The illustration is from Charles Dickens’ novel where Durdles cautions Mr. Sapsea against boasting.
And here is my promo video of shameless self promotion, created by the ever so fab Erika Shannon.
When I grew up, we would laugh at what we called “Polish reichtag” – whomever screams the loudest wins. Racist and stereotypical, I don’t even know how much it ever applied to the Polish. What I do know is I feel we are about to exit the era of “shameless self promotion”. There really was a time, starting in the nineties and ending about now, when you had to be so loud, so brash and brazen, so shamelessly self promoting, that it WAS the way to get business. Today, not so much. Thank God.
Mr Chen Yu-Hsi, a professor of religious studies says that although humility is important to (in his case) Buddhism, ultimately spiritual attainments are associated with such personal qualities as the “middle way,” a balanced personality that is neither arrogant nor “humble” in the sense of self-abasement. Thus a semantic question may be raised as to exactly what we mean by humility. Does it necessarily imply an under-evaluation of one’s own worth and merits that led the Tibetan lama to reject humility as a virtue for practitioners? From a true Buddhist perspective, the answer is “No.” And we may add the following criteria to define genuine humility:
- Behave without arrogance, self-conceit and other egoist tendencies such as jealousy and an impulse to show off.

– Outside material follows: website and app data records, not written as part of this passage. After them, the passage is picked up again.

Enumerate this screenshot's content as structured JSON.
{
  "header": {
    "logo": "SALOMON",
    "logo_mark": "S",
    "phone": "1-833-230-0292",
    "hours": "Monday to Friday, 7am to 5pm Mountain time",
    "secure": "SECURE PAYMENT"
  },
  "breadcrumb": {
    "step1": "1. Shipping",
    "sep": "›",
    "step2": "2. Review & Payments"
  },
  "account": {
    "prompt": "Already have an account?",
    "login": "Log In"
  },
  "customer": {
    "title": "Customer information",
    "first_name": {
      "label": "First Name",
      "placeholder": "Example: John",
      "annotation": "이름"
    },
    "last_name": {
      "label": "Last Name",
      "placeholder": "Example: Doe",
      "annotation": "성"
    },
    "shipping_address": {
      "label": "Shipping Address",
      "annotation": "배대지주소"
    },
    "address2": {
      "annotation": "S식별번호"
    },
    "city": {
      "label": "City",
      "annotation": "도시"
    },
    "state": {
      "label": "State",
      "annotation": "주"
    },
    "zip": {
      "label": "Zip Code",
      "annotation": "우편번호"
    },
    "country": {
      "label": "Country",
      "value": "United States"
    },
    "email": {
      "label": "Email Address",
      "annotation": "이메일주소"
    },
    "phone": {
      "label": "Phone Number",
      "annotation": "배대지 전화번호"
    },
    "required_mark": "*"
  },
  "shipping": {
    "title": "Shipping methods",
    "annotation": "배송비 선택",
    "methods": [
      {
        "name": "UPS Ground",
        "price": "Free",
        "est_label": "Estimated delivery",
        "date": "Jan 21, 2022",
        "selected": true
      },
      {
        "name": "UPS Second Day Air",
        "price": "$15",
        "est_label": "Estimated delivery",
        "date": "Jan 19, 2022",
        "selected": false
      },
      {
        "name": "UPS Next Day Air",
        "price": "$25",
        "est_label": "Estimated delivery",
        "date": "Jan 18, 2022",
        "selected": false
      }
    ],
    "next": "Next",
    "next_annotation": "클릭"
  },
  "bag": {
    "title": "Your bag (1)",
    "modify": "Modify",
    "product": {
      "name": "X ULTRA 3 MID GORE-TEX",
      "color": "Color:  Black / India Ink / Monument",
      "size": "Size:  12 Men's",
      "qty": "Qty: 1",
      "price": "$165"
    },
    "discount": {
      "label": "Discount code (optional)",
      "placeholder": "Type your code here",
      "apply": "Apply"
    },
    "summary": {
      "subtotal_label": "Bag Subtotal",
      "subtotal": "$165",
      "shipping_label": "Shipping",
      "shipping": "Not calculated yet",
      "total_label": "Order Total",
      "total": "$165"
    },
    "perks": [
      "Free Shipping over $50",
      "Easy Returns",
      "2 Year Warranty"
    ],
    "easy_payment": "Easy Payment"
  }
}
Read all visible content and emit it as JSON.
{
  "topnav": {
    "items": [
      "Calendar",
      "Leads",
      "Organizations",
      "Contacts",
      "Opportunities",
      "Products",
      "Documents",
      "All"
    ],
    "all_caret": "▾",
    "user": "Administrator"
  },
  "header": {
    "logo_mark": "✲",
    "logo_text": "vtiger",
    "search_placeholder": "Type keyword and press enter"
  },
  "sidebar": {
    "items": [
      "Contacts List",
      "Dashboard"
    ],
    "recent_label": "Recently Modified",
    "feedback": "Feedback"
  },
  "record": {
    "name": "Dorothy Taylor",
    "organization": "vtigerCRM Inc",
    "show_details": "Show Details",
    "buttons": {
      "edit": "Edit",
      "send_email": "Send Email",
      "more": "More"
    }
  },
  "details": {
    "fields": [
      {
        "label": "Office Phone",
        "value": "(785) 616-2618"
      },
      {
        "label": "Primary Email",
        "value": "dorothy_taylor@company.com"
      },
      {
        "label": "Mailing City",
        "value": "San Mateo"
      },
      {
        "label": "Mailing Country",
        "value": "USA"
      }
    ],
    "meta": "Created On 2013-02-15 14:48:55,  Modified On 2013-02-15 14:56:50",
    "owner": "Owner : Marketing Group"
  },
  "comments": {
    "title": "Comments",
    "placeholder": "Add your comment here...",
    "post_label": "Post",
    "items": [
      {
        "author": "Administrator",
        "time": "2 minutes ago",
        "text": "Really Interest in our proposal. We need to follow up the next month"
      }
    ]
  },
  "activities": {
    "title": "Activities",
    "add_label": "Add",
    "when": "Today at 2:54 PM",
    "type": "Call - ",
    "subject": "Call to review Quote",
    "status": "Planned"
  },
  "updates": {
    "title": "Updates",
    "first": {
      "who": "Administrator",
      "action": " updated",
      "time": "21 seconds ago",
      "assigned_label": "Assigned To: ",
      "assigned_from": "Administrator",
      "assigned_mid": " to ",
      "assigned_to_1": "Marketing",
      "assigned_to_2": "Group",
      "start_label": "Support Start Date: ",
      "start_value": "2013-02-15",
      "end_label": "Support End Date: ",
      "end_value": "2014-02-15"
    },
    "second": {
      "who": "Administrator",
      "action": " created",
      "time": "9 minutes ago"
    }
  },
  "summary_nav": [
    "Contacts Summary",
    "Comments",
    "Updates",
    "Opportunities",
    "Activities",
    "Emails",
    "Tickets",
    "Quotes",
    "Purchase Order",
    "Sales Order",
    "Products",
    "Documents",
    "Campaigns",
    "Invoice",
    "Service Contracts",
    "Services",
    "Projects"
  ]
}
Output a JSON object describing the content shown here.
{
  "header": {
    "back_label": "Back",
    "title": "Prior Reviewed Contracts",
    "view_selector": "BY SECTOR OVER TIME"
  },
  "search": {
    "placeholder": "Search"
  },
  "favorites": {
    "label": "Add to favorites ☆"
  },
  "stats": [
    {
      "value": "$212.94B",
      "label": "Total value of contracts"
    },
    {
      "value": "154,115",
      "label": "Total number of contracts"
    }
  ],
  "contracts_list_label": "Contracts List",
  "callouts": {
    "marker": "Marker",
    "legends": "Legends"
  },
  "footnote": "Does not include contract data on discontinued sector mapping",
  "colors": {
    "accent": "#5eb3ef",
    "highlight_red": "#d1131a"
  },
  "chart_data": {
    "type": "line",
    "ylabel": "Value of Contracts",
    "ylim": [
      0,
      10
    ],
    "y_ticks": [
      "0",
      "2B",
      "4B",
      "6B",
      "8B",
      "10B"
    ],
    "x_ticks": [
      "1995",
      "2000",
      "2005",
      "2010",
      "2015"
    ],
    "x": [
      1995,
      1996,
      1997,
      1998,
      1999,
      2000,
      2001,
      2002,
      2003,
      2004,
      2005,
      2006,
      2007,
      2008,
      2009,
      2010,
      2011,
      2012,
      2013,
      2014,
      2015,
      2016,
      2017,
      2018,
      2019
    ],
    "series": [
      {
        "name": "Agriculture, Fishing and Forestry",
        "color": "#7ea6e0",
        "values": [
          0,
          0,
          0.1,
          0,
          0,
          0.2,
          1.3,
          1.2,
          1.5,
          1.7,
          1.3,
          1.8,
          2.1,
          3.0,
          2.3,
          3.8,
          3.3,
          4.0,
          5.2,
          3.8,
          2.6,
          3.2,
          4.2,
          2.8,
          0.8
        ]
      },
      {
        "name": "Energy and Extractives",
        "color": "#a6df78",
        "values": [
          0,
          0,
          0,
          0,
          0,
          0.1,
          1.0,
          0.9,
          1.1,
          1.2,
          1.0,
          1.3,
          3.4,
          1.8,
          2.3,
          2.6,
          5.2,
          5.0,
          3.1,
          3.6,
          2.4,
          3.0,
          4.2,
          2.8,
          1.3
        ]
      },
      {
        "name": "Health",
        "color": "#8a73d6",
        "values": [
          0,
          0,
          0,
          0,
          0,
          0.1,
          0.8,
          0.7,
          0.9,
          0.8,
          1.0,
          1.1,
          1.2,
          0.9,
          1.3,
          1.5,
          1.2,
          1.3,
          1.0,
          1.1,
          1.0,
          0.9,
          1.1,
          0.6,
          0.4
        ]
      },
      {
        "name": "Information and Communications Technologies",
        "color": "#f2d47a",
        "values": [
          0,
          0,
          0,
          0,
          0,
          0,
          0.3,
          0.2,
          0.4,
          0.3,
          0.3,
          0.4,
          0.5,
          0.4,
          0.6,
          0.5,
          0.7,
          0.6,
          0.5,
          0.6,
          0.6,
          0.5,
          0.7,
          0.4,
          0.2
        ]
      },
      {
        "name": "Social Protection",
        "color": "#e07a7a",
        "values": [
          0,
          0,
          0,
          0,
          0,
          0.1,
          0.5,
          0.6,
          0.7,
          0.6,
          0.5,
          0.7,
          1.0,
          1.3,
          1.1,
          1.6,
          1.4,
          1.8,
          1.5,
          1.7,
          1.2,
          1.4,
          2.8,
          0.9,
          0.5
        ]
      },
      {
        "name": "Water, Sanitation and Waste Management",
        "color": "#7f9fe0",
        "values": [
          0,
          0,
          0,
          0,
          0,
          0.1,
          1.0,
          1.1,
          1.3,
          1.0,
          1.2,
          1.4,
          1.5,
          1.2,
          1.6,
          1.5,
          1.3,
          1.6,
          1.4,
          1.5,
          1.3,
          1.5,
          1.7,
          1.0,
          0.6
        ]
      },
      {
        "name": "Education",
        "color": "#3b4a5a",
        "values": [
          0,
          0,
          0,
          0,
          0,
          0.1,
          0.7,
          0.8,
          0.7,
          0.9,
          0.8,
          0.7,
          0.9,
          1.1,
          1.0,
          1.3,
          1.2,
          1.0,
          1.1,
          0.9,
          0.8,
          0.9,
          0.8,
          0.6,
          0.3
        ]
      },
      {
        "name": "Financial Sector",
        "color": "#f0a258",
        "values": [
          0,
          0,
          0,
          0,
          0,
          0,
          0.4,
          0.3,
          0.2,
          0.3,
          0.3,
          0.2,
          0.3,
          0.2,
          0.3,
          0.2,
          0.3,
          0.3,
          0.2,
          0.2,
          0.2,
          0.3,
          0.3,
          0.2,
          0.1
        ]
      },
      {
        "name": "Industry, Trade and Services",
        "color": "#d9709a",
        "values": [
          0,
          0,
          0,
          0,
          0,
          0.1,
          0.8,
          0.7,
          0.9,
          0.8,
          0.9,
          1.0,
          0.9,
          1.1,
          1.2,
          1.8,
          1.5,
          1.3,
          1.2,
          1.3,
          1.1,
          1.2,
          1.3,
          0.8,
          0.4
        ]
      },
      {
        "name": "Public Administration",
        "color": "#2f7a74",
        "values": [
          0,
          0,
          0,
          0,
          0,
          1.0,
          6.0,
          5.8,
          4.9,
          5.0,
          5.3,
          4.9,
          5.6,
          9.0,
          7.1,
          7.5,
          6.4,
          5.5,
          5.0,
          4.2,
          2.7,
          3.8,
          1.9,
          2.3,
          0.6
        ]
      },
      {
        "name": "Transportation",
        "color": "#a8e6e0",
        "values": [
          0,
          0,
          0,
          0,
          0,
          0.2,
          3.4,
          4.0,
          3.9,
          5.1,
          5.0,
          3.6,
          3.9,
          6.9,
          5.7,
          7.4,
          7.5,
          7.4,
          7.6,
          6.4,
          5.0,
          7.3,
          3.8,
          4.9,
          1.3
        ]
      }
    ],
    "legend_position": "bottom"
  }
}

- Respect others and show a genuine human interest in them without a desire to please or to impress.
- Come up with an objective and honest understanding of our own strengths and weaknesses, with a realization that we are far from perfect and have a lot more to learn, to improve and to accomplish.
- While we do not recognize self-depreciation or self-effacement as part of humility, we must recognize that our biological self is fraught with frailties and ignorance and that a true self characterized by such divine qualities as love, compassion, joy and wisdom is innate in everyone of us.
With the above understanding, it is safe for Buddhists to speak of humility as a norm of personal conduct and a mark of supreme attainments that is consistent with the Buddhist “middle way.”
I think the Buddhists way is a pretty decent way to look at humility whether you are a Buddhist or not. I think the biggest thing about it is to be genuine in your interactions. If you are, I think you can be free to talk about your accomplishments or be proud of what you do. I am. Humbly speaking.